[Data records Boundary: Start]
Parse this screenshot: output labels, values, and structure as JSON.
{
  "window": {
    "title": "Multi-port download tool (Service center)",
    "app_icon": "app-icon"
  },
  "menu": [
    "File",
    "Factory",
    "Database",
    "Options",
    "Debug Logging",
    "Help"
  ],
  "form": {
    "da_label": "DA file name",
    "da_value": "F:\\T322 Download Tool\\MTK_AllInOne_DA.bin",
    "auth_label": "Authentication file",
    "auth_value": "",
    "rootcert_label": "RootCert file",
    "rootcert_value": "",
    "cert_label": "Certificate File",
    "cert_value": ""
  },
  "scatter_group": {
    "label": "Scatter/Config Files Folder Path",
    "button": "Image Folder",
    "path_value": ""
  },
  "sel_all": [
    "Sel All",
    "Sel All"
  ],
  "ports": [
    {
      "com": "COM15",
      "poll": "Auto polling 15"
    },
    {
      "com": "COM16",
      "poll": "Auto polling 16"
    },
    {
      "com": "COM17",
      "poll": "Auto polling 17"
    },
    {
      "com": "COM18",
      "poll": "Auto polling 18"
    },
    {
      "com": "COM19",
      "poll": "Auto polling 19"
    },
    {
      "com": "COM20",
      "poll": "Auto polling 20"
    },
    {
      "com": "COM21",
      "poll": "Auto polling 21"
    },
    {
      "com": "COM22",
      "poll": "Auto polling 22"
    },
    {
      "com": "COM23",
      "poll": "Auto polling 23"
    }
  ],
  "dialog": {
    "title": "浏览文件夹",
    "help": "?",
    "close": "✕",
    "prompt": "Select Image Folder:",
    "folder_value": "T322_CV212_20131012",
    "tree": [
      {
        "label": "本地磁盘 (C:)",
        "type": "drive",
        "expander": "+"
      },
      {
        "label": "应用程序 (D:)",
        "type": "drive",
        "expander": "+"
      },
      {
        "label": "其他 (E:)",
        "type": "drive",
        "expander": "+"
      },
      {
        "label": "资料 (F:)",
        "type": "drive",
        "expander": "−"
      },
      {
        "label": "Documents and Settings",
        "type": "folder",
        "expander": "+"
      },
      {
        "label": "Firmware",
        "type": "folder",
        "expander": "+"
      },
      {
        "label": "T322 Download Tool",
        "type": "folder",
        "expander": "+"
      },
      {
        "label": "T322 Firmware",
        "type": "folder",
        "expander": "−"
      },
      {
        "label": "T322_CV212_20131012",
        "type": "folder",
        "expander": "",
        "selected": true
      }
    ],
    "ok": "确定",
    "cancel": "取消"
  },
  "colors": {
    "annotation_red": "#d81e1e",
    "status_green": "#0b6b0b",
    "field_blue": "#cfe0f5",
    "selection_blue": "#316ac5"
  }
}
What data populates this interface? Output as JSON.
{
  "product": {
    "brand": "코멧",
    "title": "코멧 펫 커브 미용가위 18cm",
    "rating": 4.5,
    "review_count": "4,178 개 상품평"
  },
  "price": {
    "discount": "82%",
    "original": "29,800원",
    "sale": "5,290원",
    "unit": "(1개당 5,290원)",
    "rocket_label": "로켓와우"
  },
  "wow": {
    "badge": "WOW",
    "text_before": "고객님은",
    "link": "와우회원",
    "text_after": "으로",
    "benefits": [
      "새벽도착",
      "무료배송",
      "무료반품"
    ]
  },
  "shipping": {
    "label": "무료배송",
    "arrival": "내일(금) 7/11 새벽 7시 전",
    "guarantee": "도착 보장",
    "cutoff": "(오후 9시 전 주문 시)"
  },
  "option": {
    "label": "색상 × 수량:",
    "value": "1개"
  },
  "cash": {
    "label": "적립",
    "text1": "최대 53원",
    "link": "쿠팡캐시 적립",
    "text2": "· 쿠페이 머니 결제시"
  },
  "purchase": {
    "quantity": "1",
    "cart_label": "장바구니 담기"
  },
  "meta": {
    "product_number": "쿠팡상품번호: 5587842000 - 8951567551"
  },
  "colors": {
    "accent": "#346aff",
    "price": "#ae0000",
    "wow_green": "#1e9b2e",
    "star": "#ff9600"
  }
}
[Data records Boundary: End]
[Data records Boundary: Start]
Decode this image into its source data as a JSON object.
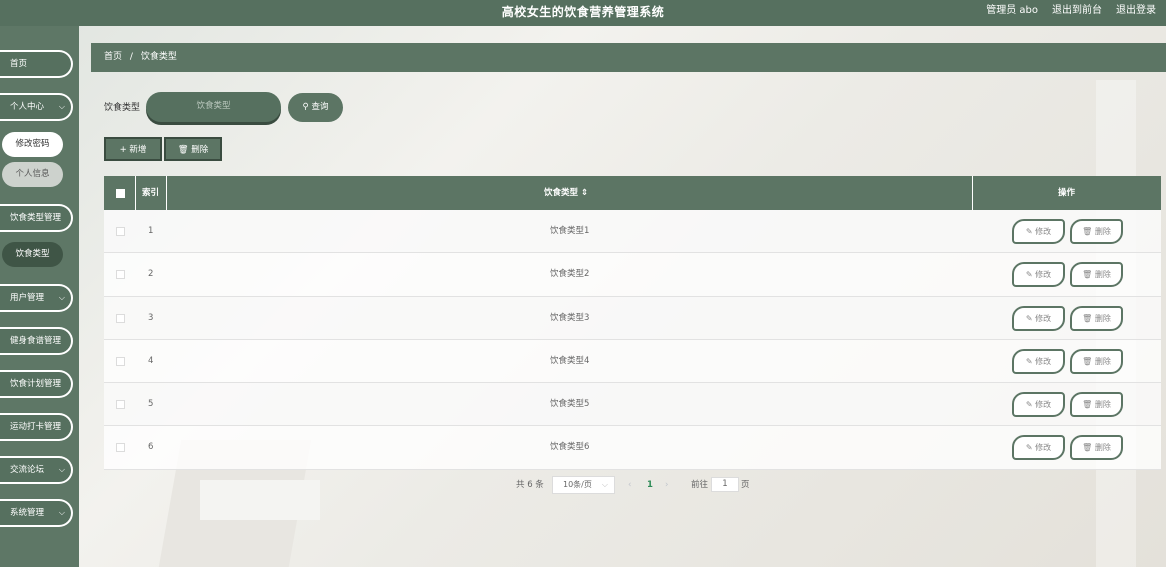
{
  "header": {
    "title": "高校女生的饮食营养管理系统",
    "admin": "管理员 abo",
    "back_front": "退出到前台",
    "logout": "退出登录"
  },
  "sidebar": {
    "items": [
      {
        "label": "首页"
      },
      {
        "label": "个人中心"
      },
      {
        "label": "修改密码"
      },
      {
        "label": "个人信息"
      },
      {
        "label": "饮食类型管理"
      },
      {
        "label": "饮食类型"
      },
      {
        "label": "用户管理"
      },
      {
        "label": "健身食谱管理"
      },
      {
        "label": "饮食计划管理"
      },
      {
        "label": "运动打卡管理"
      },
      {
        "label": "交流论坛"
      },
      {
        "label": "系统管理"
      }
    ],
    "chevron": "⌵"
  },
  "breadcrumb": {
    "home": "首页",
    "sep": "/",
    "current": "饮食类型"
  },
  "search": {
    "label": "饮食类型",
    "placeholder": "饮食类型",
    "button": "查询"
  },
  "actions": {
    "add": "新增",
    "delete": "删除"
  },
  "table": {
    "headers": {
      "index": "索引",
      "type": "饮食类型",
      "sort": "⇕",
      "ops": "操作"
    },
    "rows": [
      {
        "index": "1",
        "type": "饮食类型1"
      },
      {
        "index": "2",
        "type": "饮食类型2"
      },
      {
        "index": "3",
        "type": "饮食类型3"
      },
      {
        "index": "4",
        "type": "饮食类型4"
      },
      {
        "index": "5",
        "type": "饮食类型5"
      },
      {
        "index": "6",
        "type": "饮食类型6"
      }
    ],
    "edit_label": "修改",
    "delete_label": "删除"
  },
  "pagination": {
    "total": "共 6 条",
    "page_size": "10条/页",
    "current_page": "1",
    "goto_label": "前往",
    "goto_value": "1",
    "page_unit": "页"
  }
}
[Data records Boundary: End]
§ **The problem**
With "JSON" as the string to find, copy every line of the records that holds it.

§ **Output**
Parse this screenshot: output labels, values, and structure as JSON.
What data populates this interface? Output as JSON.
Decode this image into its source data as a JSON object.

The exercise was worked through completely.